Marine Corps Retired General James Mattis evaded some tough questions Thursday posed by Sen. Kirsten Gillibrand of New York, who supports opening all combat positions in the military to women, gays, lesbians, bisexual and transgender troops. But one thing he did not dodge was whether he’d abide by rules that allow female personnel to fight on the front lines.
“I have no plan to oppose women in any aspect of our military,” Mattis declared, reports Stars and Stripes. He did not directly address transgender military service, but said he had no plans to change existing policies allowing LGBTQ troops to serve openly.
Gillibrand repeatedly try to ask Mattis if he intended to roll back the Defense Department’s decisions to open combat positions to women and the lesbian, gay, bisexual and transgender community.

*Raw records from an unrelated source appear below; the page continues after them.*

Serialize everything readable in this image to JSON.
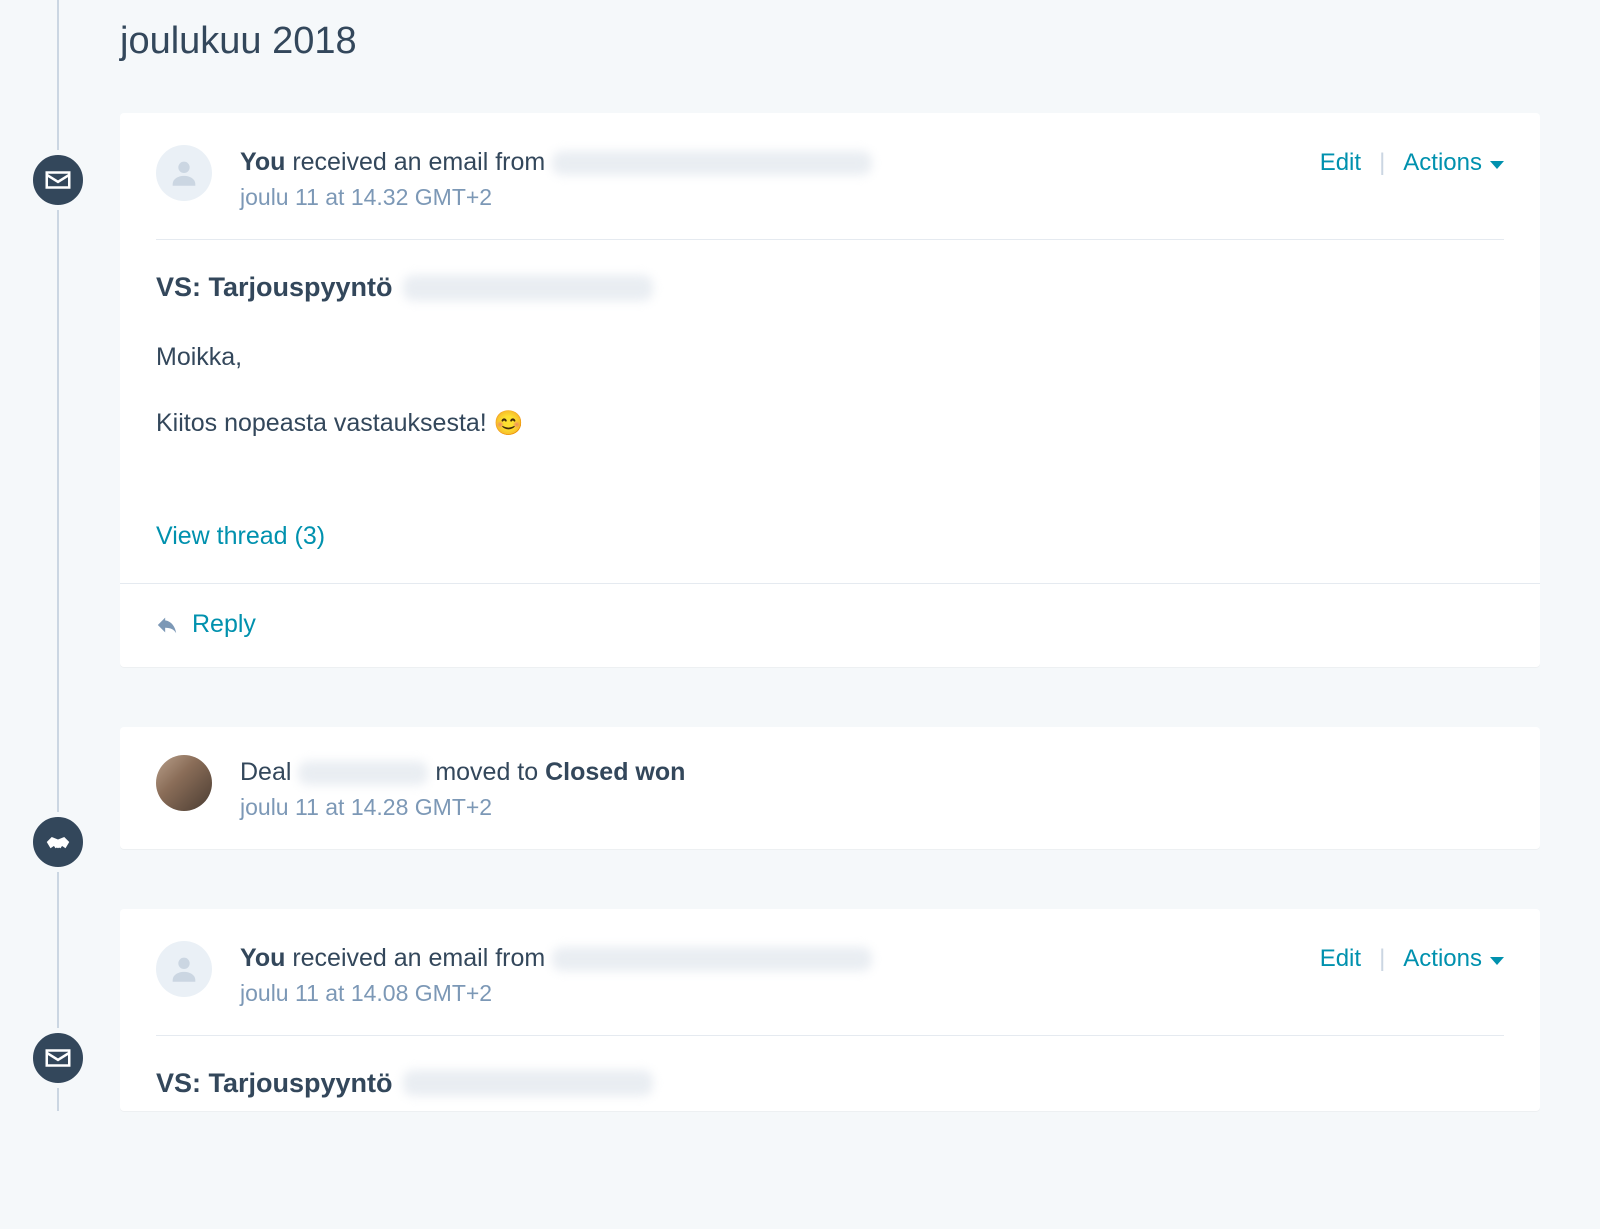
{
  "monthHeader": "joulukuu 2018",
  "items": [
    {
      "type": "email",
      "actor": "You",
      "middleText": " received an email from",
      "timestamp": "joulu 11 at 14.32 GMT+2",
      "editLabel": "Edit",
      "actionsLabel": "Actions",
      "subjectPrefix": "VS: Tarjouspyyntö",
      "bodyGreeting": "Moikka,",
      "bodyLine": "Kiitos nopeasta vastauksesta! ",
      "emoji": "😊",
      "viewThreadLabel": "View thread (3)",
      "replyLabel": "Reply"
    },
    {
      "type": "deal",
      "prefix": "Deal ",
      "middleText": "moved to ",
      "stage": "Closed won",
      "timestamp": "joulu 11 at 14.28 GMT+2"
    },
    {
      "type": "email",
      "actor": "You",
      "middleText": " received an email from",
      "timestamp": "joulu 11 at 14.08 GMT+2",
      "editLabel": "Edit",
      "actionsLabel": "Actions",
      "subjectPrefix": "VS: Tarjouspyyntö"
    }
  ]
}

Mattis had previously stated in 2015 that mixing men and women in combat could create complications because of sexual desires and that such integration had not been successful at any time in history. He also suggested he might abandon combat integration and questioned lifting the ban on transgender troops, criticizing “political correctness” as harming the military.
In answer to Gillibrand’s question about whether he’d changed his mind, Mattis said he would follow policy changes that have been made if confirmed.

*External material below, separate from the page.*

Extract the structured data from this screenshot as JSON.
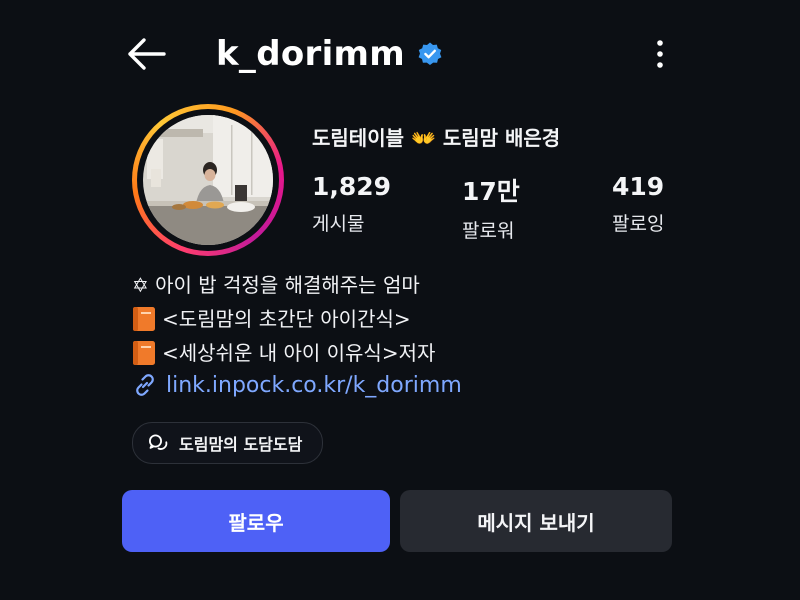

“If someone brings me a problem, I will look at it but I am not coming in looking for problems,” he told the senator, saying he had no plans to undo the existing policies, and wasn’t concerned about the sexual orientation of service personnel.
“Do you believe that allowing LGBT Americans to serve in the military or women in combat is undermining our lethality?” Gillibrand asked.

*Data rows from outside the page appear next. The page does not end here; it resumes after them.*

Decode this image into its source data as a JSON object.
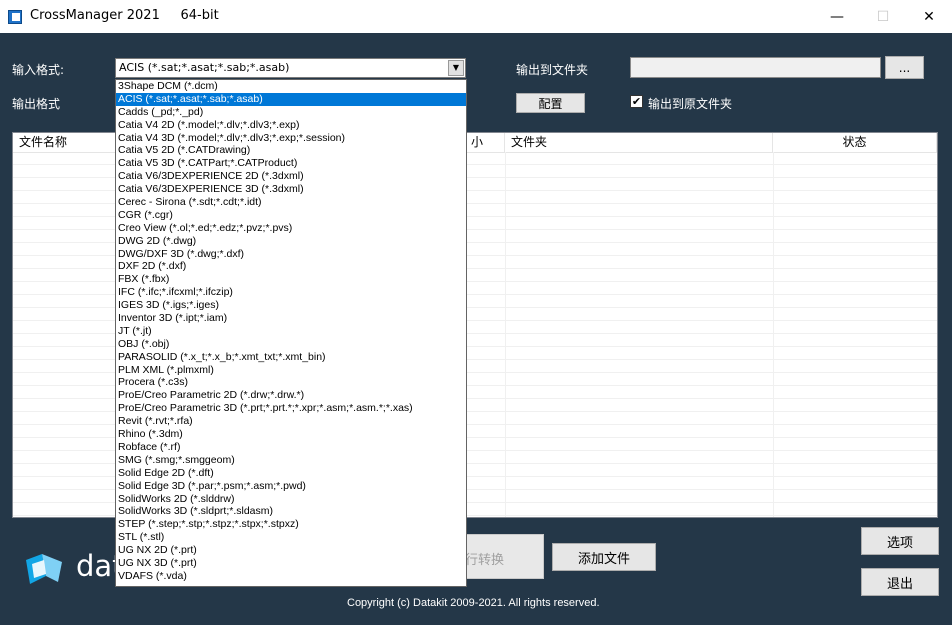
{
  "window": {
    "title": "CrossManager 2021     64-bit",
    "minimize": "—",
    "maximize": "☐",
    "close": "✕"
  },
  "form": {
    "input_format_label": "输入格式:",
    "input_format_value": "ACIS (*.sat;*.asat;*.sab;*.asab)",
    "output_format_label": "输出格式",
    "output_folder_label": "输出到文件夹",
    "output_folder_value": "",
    "browse_label": "...",
    "config_label": "配置",
    "output_to_source_label": "输出到原文件夹",
    "output_to_source_checked": true
  },
  "table": {
    "columns": [
      "文件名称",
      "小",
      "文件夹",
      "状态"
    ]
  },
  "buttons": {
    "convert": "行转换",
    "add_files": "添加文件",
    "options": "选项",
    "exit": "退出"
  },
  "brand": {
    "logo_text": "dat",
    "copyright": "Copyright (c) Datakit 2009-2021. All rights reserved."
  },
  "dropdown": {
    "selected_index": 1,
    "options": [
      "3Shape DCM (*.dcm)",
      "ACIS (*.sat;*.asat;*.sab;*.asab)",
      "Cadds (_pd;*._pd)",
      "Catia V4 2D (*.model;*.dlv;*.dlv3;*.exp)",
      "Catia V4 3D (*.model;*.dlv;*.dlv3;*.exp;*.session)",
      "Catia V5 2D (*.CATDrawing)",
      "Catia V5 3D (*.CATPart;*.CATProduct)",
      "Catia V6/3DEXPERIENCE 2D (*.3dxml)",
      "Catia V6/3DEXPERIENCE 3D (*.3dxml)",
      "Cerec - Sirona (*.sdt;*.cdt;*.idt)",
      "CGR (*.cgr)",
      "Creo View (*.ol;*.ed;*.edz;*.pvz;*.pvs)",
      "DWG 2D (*.dwg)",
      "DWG/DXF 3D (*.dwg;*.dxf)",
      "DXF 2D (*.dxf)",
      "FBX (*.fbx)",
      "IFC (*.ifc;*.ifcxml;*.ifczip)",
      "IGES 3D (*.igs;*.iges)",
      "Inventor 3D (*.ipt;*.iam)",
      "JT (*.jt)",
      "OBJ (*.obj)",
      "PARASOLID (*.x_t;*.x_b;*.xmt_txt;*.xmt_bin)",
      "PLM XML (*.plmxml)",
      "Procera (*.c3s)",
      "ProE/Creo Parametric 2D (*.drw;*.drw.*)",
      "ProE/Creo Parametric 3D (*.prt;*.prt.*;*.xpr;*.asm;*.asm.*;*.xas)",
      "Revit (*.rvt;*.rfa)",
      "Rhino (*.3dm)",
      "Robface (*.rf)",
      "SMG (*.smg;*.smggeom)",
      "Solid Edge 2D (*.dft)",
      "Solid Edge 3D (*.par;*.psm;*.asm;*.pwd)",
      "SolidWorks 2D (*.slddrw)",
      "SolidWorks 3D (*.sldprt;*.sldasm)",
      "STEP (*.step;*.stp;*.stpz;*.stpx;*.stpxz)",
      "STL (*.stl)",
      "UG NX 2D (*.prt)",
      "UG NX 3D (*.prt)",
      "VDAFS (*.vda)"
    ]
  },
  "colors": {
    "background": "#243748",
    "selection": "#0078d7"
  }
}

“Frankly, senator, I’ve never cared much about two consenting adults and who they go to bed with.”
Gillibrand has said she’s opposed to a plan to grant a congressional waiver to Mattis for him to become defense secretary. It’s required because of a law that prevents recently retired military officers from serving in senior civilian jobs in the Pentagon.
As the law stands now, retired military personnel must be out of uniform for seven years. The original law was adopted in 1947 and had a 10-year moratorium and was created to ensure that civilians control the military.
The law was changed in 2008, reducing from ten to seven the number of years that a nominee must be retired from the military, but since Mattis retired in 2013, it will need to be amended once again or the general will need a waiver, which Gillibrand remains opposed to granting.
Watch Sen. Gillibrand of New York question Retired Gen. James Mattis, below.